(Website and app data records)

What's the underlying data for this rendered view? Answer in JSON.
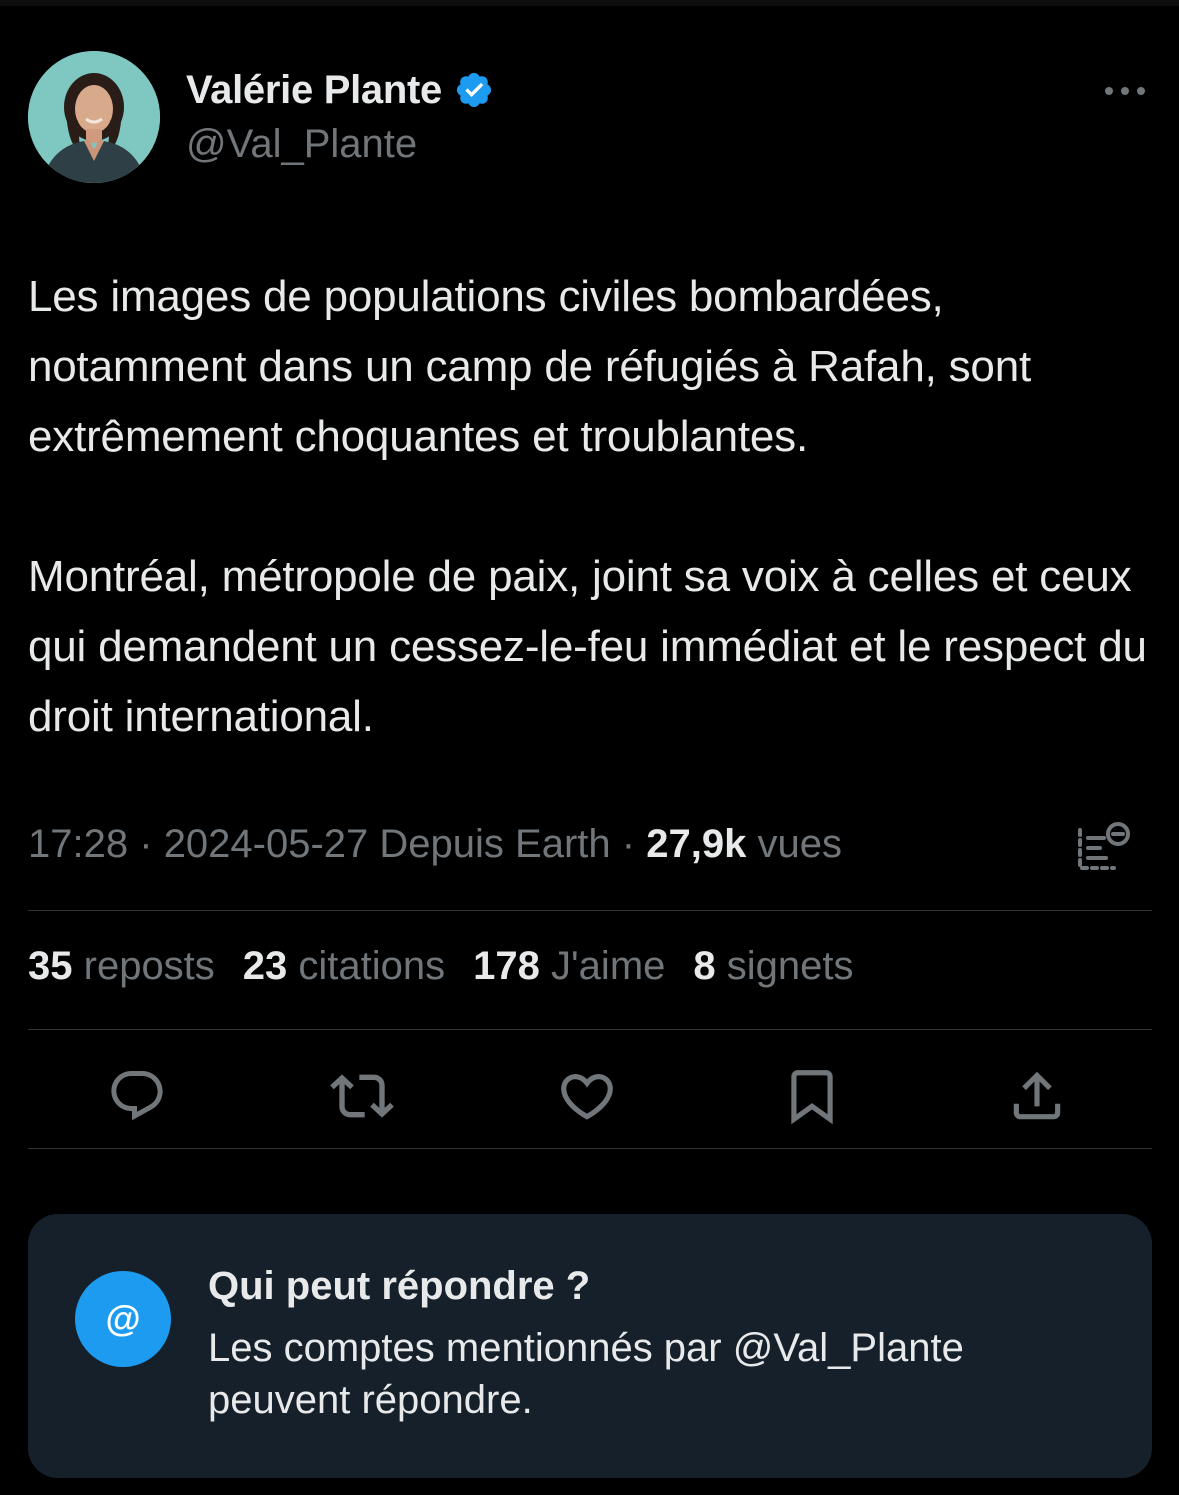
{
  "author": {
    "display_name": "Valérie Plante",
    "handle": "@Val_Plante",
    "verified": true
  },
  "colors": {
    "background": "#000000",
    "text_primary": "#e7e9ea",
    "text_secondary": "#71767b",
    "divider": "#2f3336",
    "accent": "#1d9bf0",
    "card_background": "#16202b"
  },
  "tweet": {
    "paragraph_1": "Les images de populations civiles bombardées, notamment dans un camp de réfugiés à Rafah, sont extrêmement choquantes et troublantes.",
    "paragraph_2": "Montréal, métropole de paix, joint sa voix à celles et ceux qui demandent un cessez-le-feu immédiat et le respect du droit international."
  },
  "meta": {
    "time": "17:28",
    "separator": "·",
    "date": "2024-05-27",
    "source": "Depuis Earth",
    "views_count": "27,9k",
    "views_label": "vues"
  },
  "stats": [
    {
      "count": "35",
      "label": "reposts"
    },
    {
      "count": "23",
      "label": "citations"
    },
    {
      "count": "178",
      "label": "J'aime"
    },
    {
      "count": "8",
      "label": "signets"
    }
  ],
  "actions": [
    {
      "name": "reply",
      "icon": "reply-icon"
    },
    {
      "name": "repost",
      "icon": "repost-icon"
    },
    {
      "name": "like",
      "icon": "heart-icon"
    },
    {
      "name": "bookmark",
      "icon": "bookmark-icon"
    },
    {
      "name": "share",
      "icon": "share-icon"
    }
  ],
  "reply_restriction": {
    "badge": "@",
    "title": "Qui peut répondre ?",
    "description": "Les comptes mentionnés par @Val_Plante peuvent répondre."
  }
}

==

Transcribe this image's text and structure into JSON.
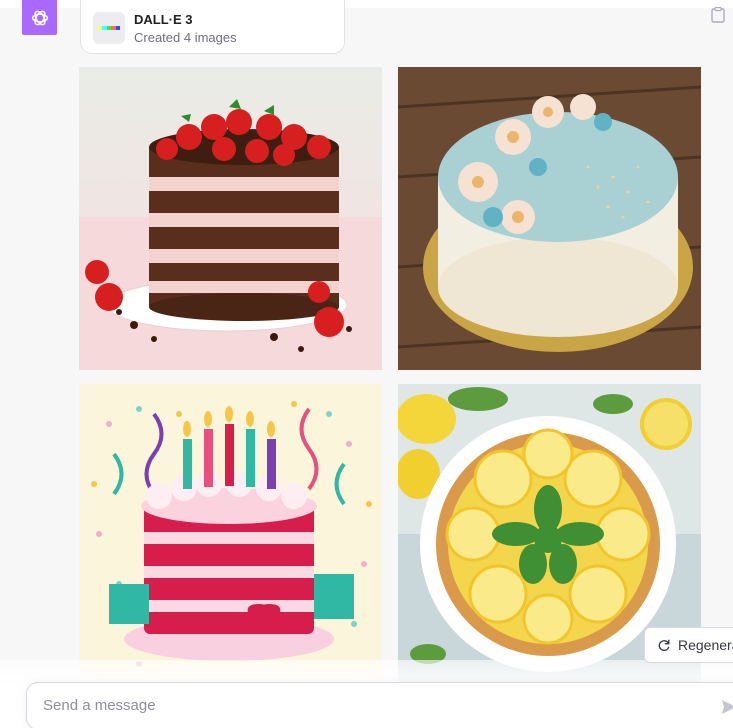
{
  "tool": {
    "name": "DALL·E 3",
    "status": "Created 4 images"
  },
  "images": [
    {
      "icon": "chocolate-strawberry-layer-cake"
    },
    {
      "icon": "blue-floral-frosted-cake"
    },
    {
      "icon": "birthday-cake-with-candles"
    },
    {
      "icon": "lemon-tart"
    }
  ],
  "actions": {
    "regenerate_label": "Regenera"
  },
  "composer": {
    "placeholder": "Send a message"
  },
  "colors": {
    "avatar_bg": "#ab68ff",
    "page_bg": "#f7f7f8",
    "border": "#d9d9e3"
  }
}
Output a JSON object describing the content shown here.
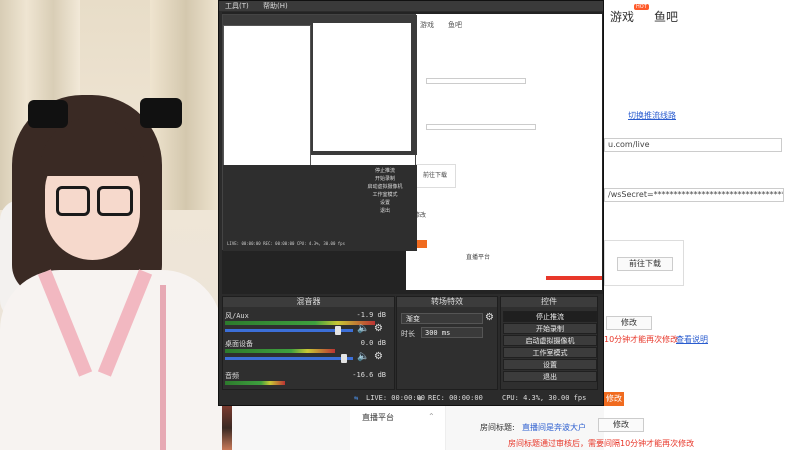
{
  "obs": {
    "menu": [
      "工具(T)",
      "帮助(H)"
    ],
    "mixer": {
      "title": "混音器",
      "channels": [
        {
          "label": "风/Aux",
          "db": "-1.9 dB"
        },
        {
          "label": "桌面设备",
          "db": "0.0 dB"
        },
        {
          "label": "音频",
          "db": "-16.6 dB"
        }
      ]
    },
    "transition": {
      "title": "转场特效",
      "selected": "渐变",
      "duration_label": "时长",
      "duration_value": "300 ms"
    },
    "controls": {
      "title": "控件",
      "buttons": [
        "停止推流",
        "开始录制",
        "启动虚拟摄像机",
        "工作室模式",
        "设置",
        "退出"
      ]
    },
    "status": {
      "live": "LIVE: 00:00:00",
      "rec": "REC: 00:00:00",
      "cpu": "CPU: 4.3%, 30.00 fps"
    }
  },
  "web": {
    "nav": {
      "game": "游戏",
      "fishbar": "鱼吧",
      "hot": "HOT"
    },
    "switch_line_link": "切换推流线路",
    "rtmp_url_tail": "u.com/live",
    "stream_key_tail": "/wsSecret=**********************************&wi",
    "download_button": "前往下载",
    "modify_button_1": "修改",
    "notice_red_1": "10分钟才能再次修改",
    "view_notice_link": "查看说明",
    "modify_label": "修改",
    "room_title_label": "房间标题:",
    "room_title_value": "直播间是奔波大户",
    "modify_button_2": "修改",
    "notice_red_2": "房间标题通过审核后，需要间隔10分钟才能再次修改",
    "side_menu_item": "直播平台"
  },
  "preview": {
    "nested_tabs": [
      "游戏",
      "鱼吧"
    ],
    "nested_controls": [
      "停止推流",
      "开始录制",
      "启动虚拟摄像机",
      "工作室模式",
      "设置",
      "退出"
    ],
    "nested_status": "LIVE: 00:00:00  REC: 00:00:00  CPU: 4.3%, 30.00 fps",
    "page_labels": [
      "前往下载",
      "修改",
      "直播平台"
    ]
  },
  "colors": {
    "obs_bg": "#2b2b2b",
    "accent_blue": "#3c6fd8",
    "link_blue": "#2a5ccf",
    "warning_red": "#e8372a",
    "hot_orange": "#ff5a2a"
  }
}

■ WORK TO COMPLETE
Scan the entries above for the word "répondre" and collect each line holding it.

■ SOLUTION BELOW
    "title": "Qui peut répondre ?",
    "description": "Les comptes mentionnés par @Val_Plante peuvent répondre."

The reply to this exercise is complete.